In the Welsh Wind are differentiating themselves by taking inspiration from Bruichladdich and Waterford distilleries, only using local barley and taking a grain-to-glass approach


The future of Welsh whisky looks bright. Brighter than ever before. Penderyn is set to build two new distilleries in Wales, with one in Llandudno opening on 17 May this year, while a further site in Swansea will be opening in 2022. Aber Falls will release its first whisky this year and is set to expand, while Dà Mhìle and Coles continue to release small amounts of their products.

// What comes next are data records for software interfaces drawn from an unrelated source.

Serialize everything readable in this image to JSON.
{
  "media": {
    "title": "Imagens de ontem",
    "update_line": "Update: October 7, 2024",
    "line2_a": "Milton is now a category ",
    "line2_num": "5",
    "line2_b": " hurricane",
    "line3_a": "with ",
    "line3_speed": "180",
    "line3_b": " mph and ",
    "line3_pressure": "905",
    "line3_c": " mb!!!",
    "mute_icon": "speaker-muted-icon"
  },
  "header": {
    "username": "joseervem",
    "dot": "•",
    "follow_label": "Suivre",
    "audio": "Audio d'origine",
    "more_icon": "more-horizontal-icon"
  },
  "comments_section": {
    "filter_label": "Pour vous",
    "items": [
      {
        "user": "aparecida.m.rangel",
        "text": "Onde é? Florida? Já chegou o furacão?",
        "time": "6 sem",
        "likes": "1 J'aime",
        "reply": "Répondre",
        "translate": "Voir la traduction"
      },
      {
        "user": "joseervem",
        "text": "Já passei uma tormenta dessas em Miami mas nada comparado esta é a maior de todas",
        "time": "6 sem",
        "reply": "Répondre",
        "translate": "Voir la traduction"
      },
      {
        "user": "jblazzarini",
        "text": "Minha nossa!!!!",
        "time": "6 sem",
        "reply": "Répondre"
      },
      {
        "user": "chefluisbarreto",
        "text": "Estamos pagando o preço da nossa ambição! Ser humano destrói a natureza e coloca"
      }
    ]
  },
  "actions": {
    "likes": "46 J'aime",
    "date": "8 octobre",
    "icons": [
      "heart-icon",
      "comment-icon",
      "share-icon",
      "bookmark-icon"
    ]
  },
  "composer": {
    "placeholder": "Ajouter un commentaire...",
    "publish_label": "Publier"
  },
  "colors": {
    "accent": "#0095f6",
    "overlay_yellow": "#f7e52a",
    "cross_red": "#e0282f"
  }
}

“It’s an exciting time,” says Stephen Davies, Penderyn’s chief executive (pictured). “Despite the recent challenges that we are all facing, Penderyn is still very optimistic about the future, with a focus on raising our brand visibility both at home and in international markets. [In June] We open our new distillery site at Llandudno giving us the opportunity to make a new style of single malt and also to welcome in visitors to North Wales for the first time.

“In 2022 we will be doing the same in the Copper Quarter in Swansea. In addition, we are spending a lot of time with our export partners in Europe, the Americas and Asia introducing Penderyn to customers old and new.”


But the world of Welsh whisky is not yet solidified in law. The current rules for making whisky in Wales are general and a Protected Geographical Indication for the region is currently being discussed. I believe, as long as it allows for innovation, this would be a cause for celebration and another step on the way to a larger and more cohesive Welsh whisky scene.

Even a few years ago, a tour of Welsh whisky distilleries would have taken you to one or two spots. Now, a tour of Wales’s distilleries includes the rolling mountains of the south and the rocky cliffs of the north, the wild coast and grassy farmlands, pristine valleys and gorgeous views. It would take you high and low, to some unpronounceable placenames and some beautiful, forgotten places. You’d drive past waterfalls, castles, a great many pubs, and even more sheep.

And maybe, along the way, you’d discover some genuine Welsh gold.

Iechyd Da!

David Cover is a global brand ambassador for Penderyn distillery and writes about whisky at daveswhiskyreviews.com